We all have strengths and weaknesses. We all have spiritual gifts. Each of these gifts can be used to show Christ’s love to others and open up an opportunity to share the gospel. My spiritual gift is food. No really… I love food. Sure, call it hospitality or whatever but every day about 30 minutes prior to lunch, I get an excited feeling in my stomach because I’m going to eat soon. I also have the gift of conversation. Ok, so not quite a gift EVERYONE in my life enjoys about me but I like to talk. A couple years back, I decided to use my gifts in a missional way in church and found out that missional living was actually fun and exciting – mainly because I got to eat and talk about it. My personal rule in life is that if it’s not vital and not fun, I’m not going to do it; and church stuff falls into that category. Amazingly, not everyone thinks the same things are fun, and enough people think that different things are enjoyable, the church runs pretty smoothly if everyone does what they are gifted to do. (I think run-on sentences are fun, obviously). Here are my tips for fun missional living.

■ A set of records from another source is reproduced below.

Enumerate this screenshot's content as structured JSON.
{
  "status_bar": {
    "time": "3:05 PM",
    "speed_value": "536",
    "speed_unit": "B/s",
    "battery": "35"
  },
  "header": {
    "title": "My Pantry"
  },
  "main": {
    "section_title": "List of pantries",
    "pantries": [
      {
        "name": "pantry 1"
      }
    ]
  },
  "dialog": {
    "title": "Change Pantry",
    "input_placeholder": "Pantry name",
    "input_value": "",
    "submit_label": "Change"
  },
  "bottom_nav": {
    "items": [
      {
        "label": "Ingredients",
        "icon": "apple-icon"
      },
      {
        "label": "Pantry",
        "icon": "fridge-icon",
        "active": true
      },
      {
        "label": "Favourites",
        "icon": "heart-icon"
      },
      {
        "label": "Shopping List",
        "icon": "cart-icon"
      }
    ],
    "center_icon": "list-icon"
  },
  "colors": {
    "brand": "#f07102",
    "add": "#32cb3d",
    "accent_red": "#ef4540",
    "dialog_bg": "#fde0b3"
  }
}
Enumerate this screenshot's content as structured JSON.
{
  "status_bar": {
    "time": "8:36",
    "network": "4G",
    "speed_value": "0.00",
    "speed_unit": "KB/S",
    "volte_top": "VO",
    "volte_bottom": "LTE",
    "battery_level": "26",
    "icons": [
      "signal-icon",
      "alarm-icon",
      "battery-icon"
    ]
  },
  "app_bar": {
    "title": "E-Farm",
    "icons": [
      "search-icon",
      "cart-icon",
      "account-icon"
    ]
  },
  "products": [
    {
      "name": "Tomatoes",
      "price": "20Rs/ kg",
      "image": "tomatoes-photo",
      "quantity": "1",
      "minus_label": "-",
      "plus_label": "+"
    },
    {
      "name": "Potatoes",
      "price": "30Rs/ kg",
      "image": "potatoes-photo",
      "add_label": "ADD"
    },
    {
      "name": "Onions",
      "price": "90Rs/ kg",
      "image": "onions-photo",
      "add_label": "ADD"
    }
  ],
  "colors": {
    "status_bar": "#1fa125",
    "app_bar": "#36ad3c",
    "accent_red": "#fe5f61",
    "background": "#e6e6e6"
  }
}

I’m an INTJ. For anyone who has interest in the Meyers-Briggs personality test, this means something to you. I’m just the taddest bit obsessed with personality studies. I love finding out what makes me and other people tick. The thing to remember about personality tests is that they don’t determine what you do, but rather […]
This review is rated S for spoilers. This is your final chance to look away… Ok, still with me? Good. Everyone seems to be watching this and listening to the soundtrack. My barista was flabbergasted that I hadn’t seen it. The youth choir I play for screamed excitedly when I asked them about it. Several of my friends fessed up to listening to the soundtrack nonstop. So, after the second week of it being out, I went to see it. I have a few problems with it, and
This suggestion is not only for parents but also for preachers and teachers. You should lie to your kids. Now that I have your attention with that click-bait title, let me clarify.
As a history minor in college, one of my favorite classes was economics. I was hopeful that some day I’d make enough money to warrant the class’ necessity. I am still hoping. I remember the day when our professor told us about advertising campaigns that failed miserably when they were translated into another language. Electrolux, a Swedish company, tried to market their vacuums in America with the slogan, “Nothing